The AFL, on the other hand, starting from a base of some five hundred thousand members in 1900, grew to more than four million by 1920 under Gompers’s cautious leadership. His acceptance of political neutrality for the most part was rewarded by increasing respectability and friendly legislation like the Clayton Anti Trust Act of 1914, which specifically exempted unions from its restraint-of-trade penalties. The crowning prize came, however, when Gompers and the AFL supported American entry into World War I, and the former cigar maker was made a member of the Council of National Defense, which ran the wartime economy. In return for a no-strike pledge, unionized workers enjoyed high wartime wages.

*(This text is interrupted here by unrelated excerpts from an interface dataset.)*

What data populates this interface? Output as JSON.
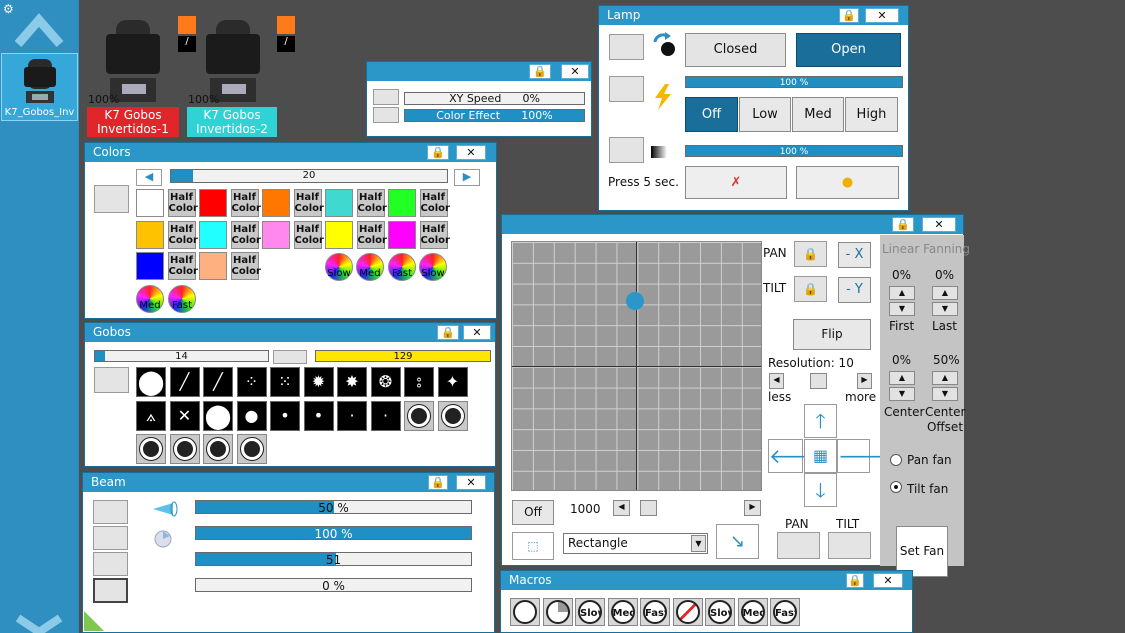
{
  "fixtures": {
    "group_label": "K7_Gobos_Inv",
    "items": [
      {
        "name": "K7 Gobos Invertidos-1",
        "intensity": "100%",
        "color": "#e0262b"
      },
      {
        "name": "K7 Gobos Invertidos-2",
        "intensity": "100%",
        "color": "#2fd3d6"
      }
    ]
  },
  "lamp": {
    "title": "Lamp",
    "closed": "Closed",
    "open": "Open",
    "bar1": "100 %",
    "bar2": "100 %",
    "levels": [
      "Off",
      "Low",
      "Med",
      "High"
    ],
    "press": "Press 5 sec."
  },
  "speed": {
    "xy_label": "XY Speed",
    "xy_value": "0%",
    "ce_label": "Color Effect",
    "ce_value": "100%",
    "xy_pct": 0,
    "ce_pct": 100
  },
  "colors": {
    "title": "Colors",
    "slider_value": "20",
    "half": "Half Color",
    "swatches": [
      "#ffffff",
      "#ff0000",
      "#ff7700",
      "#3fd9cf",
      "#22ff22",
      "#ffc200",
      "#22ffff",
      "#ff88ee",
      "#ffff00",
      "#ff00ff",
      "#0000ff",
      "#ffb080",
      "#ffcb9e"
    ],
    "effects": [
      "Slow",
      "Med",
      "Fast",
      "Slow",
      "Med",
      "Fast"
    ]
  },
  "gobos": {
    "title": "Gobos",
    "bar1": "14",
    "bar2": "129"
  },
  "beam": {
    "title": "Beam",
    "bars": [
      {
        "text": "50 %",
        "pct": 50
      },
      {
        "text": "100 %",
        "pct": 100
      },
      {
        "text": "51",
        "pct": 51
      },
      {
        "text": "0 %",
        "pct": 0
      }
    ]
  },
  "position": {
    "pan": "PAN",
    "tilt": "TILT",
    "neg_x": "- X",
    "neg_y": "- Y",
    "flip": "Flip",
    "resolution": "Resolution: 10",
    "less": "less",
    "more": "more",
    "off": "Off",
    "speed_value": "1000",
    "shape": "Rectangle",
    "pan_bottom": "PAN",
    "tilt_bottom": "TILT",
    "fanning_title": "Linear Fanning",
    "first_pct": "0%",
    "last_pct": "0%",
    "first": "First",
    "last": "Last",
    "center_pct": "0%",
    "offset_pct": "50%",
    "center": "Center",
    "center_offset": "Center Offset",
    "pan_fan": "Pan fan",
    "tilt_fan": "Tilt fan",
    "set_fan": "Set Fan"
  },
  "macros": {
    "title": "Macros",
    "items": [
      "",
      "",
      "Slow",
      "Med",
      "Fast",
      "",
      "Slow",
      "Med",
      "Fast"
    ]
  },
  "icons": {
    "settings": "gear-icon",
    "lock": "lock-icon",
    "close": "close-icon"
  }
}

Far different was the story with the IWW, which resisted the war as a quarrel among competing capitalist governments using working-class youth as cannon fodder. Under wartime sedition laws the government closed IWW offices, tried hundreds of its officials (Haywood included), and gave them jail terms. Big Bill jumped bail and fled to Bolshevik Russia, where he died in 1928. The others were pardoned after a few years, but the back of the organization was broken, as much through left-wing infighting over whether to join the Communists as by previous persecutions.
Up to this point the moral of the story seems clear enough: Gompers had the winning formula, and in the light of the later total collapse of theories of inevitable proletarian revolution, the IWW clearly condemned itself to the junk pile of failed Utopian expectations. Yet the AFL had its losses too. During the twenties its membership shrank by nearly a million, and by the start of the Depression, it was down to nearly half its 1920 strength. Its leadership was remote, many of its constituent unions were under a cloud of scandal, and it was ripe for a challenge that came at last from a rebellious breakaway group that in 1935 formed the Congress of Industrial Organizations (CIO). The CIO boldly organized unskilled workers in key industries like automobiles, rubber, and steel, fought major strikes using some of the IWW’s tactics, and appealed to the ideal of social justice under a capitalist welfare state. Unionized labor reached its best years in the 1940s and 1950s, when it enlisted a quarter of the work force and won substantial gains like pensions, vacations, and health care that certainly qualified as “bread and butter.” By then old feuds had been patched up; the AFL and CIO were reunited, but another long decline in vitality was soon to set in.
I am far from arguing that unions do well only when mobilized around revolutionary programs, which are doomed in a country like ours where competitive individualism is a dominant faith and upward mobility a cherished dream. Yet the excitement and zeal that the IWW (and the early CIO) generated seem to me to be critical elements in successful unionism and are a strong protection against corruption and inertia at the top levels of unions that are simply about “making money.”